- [WORKING DATA]
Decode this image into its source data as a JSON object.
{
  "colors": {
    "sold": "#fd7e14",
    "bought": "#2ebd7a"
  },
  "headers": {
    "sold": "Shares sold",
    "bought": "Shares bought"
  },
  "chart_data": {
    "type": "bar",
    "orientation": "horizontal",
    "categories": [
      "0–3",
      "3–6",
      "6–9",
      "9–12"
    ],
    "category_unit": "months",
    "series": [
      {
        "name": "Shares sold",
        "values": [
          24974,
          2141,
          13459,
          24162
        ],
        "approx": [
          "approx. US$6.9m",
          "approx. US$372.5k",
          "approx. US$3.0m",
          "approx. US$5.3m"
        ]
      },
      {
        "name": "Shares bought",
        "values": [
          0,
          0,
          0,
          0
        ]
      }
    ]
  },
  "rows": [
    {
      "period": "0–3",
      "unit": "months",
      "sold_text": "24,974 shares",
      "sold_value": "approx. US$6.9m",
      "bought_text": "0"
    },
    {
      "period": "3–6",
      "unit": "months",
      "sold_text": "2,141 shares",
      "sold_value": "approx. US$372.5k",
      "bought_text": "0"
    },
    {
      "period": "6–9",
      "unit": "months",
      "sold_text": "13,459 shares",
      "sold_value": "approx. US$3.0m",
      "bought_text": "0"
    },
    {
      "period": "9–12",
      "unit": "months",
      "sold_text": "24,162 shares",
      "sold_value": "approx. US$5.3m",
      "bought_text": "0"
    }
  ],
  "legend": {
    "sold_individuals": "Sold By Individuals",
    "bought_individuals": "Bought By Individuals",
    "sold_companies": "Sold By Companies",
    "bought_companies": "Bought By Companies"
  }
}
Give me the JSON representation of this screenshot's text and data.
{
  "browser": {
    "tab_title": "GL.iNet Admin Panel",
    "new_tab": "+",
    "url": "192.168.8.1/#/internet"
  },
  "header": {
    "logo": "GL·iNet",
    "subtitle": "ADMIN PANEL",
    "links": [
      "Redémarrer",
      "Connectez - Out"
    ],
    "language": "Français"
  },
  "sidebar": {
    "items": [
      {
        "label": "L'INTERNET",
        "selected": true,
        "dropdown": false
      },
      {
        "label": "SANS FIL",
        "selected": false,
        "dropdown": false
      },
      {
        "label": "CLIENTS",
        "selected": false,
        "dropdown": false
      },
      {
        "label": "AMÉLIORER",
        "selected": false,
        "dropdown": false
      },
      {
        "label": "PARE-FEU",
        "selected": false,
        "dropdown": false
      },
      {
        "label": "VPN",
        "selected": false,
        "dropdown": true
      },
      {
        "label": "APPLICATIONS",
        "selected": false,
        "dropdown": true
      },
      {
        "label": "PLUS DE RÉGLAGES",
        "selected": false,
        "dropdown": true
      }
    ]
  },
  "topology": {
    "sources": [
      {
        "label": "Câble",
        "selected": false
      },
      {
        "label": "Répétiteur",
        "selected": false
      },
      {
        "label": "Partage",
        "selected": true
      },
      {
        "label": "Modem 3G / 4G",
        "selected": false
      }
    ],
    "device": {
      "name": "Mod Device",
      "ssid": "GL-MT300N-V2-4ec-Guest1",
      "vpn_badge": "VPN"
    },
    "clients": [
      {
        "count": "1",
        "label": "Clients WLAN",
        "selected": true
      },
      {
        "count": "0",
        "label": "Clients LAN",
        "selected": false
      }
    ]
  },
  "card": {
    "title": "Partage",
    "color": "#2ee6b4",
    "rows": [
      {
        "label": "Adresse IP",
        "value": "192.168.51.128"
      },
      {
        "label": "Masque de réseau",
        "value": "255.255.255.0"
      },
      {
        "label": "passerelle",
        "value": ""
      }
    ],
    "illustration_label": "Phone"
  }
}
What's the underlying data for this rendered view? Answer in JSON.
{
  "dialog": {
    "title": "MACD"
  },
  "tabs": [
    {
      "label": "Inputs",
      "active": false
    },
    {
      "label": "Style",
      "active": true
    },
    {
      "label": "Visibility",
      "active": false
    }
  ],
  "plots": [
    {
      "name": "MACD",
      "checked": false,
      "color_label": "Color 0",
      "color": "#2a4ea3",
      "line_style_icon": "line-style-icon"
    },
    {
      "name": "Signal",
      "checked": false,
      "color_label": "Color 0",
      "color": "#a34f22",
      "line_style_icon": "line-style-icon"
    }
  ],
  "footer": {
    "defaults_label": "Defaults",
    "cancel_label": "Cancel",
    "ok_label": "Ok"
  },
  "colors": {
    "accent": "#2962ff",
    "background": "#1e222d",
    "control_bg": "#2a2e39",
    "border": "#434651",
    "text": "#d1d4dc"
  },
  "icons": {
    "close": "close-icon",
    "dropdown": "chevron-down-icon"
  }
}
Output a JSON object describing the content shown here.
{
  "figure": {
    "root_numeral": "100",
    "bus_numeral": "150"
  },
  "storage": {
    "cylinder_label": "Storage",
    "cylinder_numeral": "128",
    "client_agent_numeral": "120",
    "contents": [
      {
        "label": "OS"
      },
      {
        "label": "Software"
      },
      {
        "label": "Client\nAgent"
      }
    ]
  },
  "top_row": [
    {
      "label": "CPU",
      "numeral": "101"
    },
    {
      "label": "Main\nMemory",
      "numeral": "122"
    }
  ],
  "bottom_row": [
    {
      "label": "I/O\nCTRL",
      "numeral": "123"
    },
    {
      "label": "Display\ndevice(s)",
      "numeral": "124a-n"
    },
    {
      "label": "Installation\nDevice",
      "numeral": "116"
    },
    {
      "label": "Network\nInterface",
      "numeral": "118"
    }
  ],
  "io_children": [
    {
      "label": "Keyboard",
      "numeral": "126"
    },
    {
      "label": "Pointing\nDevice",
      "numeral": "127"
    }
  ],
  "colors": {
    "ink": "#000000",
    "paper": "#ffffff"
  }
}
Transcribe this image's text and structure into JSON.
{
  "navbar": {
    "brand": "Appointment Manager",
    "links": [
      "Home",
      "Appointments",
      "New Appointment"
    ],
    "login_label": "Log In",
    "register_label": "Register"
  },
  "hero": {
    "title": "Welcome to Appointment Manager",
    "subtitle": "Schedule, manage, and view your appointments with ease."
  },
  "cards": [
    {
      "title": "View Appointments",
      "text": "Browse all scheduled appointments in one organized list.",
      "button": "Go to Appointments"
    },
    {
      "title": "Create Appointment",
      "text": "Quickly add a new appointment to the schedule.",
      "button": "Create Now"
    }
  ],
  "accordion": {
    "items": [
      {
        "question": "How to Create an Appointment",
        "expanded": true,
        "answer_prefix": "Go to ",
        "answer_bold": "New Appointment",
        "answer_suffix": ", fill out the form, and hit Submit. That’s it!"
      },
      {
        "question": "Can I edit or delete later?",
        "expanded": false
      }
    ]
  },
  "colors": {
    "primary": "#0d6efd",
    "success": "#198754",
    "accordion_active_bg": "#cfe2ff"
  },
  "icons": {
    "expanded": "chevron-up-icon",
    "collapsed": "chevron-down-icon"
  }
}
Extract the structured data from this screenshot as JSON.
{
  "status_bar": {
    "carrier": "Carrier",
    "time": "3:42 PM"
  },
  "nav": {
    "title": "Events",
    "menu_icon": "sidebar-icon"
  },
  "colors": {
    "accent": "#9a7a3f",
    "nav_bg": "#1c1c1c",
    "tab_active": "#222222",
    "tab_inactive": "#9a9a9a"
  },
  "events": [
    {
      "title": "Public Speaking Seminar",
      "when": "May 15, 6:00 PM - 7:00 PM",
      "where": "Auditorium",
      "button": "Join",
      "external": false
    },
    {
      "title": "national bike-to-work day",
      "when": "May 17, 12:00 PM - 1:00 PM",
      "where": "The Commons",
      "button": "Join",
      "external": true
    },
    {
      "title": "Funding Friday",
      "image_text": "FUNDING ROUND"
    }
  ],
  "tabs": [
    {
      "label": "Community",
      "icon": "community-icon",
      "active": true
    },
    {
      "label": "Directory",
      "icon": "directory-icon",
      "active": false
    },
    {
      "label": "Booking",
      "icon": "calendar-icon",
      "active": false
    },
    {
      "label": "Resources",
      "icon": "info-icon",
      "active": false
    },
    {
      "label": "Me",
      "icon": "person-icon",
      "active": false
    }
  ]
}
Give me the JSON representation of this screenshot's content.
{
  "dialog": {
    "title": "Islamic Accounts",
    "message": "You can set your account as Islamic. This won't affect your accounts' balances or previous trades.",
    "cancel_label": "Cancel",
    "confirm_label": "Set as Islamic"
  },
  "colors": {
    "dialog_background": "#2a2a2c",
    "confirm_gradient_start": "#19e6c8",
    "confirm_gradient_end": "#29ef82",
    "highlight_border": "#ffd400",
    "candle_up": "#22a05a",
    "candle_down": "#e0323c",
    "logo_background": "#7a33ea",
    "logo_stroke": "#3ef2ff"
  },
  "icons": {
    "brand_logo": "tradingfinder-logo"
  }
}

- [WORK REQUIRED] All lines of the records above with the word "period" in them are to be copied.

- [THE ANSWER]
      "period": "0–3",
      "period": "3–6",
      "period": "6–9",
      "period": "9–12",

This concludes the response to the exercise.